(Element data from apps and pages)
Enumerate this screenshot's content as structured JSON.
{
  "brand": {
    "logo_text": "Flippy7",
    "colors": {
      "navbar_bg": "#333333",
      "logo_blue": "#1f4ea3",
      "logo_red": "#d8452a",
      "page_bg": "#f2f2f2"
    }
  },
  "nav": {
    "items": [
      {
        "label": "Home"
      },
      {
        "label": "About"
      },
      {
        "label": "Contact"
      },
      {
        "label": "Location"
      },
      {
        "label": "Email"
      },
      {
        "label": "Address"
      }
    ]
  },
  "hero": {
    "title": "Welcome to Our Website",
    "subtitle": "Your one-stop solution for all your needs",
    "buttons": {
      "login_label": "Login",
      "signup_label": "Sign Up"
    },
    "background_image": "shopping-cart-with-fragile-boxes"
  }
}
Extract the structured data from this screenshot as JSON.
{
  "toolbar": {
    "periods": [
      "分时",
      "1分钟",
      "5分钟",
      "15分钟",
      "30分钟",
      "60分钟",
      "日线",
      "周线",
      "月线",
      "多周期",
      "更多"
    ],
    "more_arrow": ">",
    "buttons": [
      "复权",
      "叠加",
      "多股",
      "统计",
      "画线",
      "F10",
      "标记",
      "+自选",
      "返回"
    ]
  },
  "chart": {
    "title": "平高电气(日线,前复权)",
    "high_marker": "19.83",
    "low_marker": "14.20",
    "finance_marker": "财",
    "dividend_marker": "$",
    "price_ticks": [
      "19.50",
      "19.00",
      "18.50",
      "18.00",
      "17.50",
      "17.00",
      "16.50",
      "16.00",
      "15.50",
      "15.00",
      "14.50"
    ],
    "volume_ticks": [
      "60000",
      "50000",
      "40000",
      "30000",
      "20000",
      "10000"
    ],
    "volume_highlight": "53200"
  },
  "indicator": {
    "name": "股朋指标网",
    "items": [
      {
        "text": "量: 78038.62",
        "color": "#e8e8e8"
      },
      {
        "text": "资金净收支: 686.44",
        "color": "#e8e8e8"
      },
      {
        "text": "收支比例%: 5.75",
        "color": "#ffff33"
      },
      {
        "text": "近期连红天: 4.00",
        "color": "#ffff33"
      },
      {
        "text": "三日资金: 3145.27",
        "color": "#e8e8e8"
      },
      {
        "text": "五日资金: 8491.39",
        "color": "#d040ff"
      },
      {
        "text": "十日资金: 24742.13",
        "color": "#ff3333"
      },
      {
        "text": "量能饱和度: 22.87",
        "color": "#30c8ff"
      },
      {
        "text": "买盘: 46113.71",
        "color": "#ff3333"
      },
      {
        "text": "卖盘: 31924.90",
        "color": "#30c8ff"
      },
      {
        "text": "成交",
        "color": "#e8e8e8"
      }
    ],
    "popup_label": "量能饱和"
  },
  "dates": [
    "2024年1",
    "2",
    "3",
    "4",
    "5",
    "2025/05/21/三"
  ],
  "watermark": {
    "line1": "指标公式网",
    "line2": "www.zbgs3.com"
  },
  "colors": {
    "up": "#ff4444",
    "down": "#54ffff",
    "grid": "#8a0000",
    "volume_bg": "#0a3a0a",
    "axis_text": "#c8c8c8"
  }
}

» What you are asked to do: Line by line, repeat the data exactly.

» Task answer:
Enumerate this screenshot's content as structured JSON.
{
  "brand": {
    "logo_text": "Flippy7",
    "colors": {
      "navbar_bg": "#333333",
      "logo_blue": "#1f4ea3",
      "logo_red": "#d8452a",
      "page_bg": "#f2f2f2"
    }
  },
  "nav": {
    "items": [
      {
        "label": "Home"
      },
      {
        "label": "About"
      },
      {
        "label": "Contact"
      },
      {
        "label": "Location"
      },
      {
        "label": "Email"
      },
      {
        "label": "Address"
      }
    ]
  },
  "hero": {
    "title": "Welcome to Our Website",
    "subtitle": "Your one-stop solution for all your needs",
    "buttons": {
      "login_label": "Login",
      "signup_label": "Sign Up"
    },
    "background_image": "shopping-cart-with-fragile-boxes"
  }
}
Extract the structured data from this screenshot as JSON.
{
  "toolbar": {
    "periods": [
      "分时",
      "1分钟",
      "5分钟",
      "15分钟",
      "30分钟",
      "60分钟",
      "日线",
      "周线",
      "月线",
      "多周期",
      "更多"
    ],
    "more_arrow": ">",
    "buttons": [
      "复权",
      "叠加",
      "多股",
      "统计",
      "画线",
      "F10",
      "标记",
      "+自选",
      "返回"
    ]
  },
  "chart": {
    "title": "平高电气(日线,前复权)",
    "high_marker": "19.83",
    "low_marker": "14.20",
    "finance_marker": "财",
    "dividend_marker": "$",
    "price_ticks": [
      "19.50",
      "19.00",
      "18.50",
      "18.00",
      "17.50",
      "17.00",
      "16.50",
      "16.00",
      "15.50",
      "15.00",
      "14.50"
    ],
    "volume_ticks": [
      "60000",
      "50000",
      "40000",
      "30000",
      "20000",
      "10000"
    ],
    "volume_highlight": "53200"
  },
  "indicator": {
    "name": "股朋指标网",
    "items": [
      {
        "text": "量: 78038.62",
        "color": "#e8e8e8"
      },
      {
        "text": "资金净收支: 686.44",
        "color": "#e8e8e8"
      },
      {
        "text": "收支比例%: 5.75",
        "color": "#ffff33"
      },
      {
        "text": "近期连红天: 4.00",
        "color": "#ffff33"
      },
      {
        "text": "三日资金: 3145.27",
        "color": "#e8e8e8"
      },
      {
        "text": "五日资金: 8491.39",
        "color": "#d040ff"
      },
      {
        "text": "十日资金: 24742.13",
        "color": "#ff3333"
      },
      {
        "text": "量能饱和度: 22.87",
        "color": "#30c8ff"
      },
      {
        "text": "买盘: 46113.71",
        "color": "#ff3333"
      },
      {
        "text": "卖盘: 31924.90",
        "color": "#30c8ff"
      },
      {
        "text": "成交",
        "color": "#e8e8e8"
      }
    ],
    "popup_label": "量能饱和"
  },
  "dates": [
    "2024年1",
    "2",
    "3",
    "4",
    "5",
    "2025/05/21/三"
  ],
  "watermark": {
    "line1": "指标公式网",
    "line2": "www.zbgs3.com"
  },
  "colors": {
    "up": "#ff4444",
    "down": "#54ffff",
    "grid": "#8a0000",
    "volume_bg": "#0a3a0a",
    "axis_text": "#c8c8c8"
  }
}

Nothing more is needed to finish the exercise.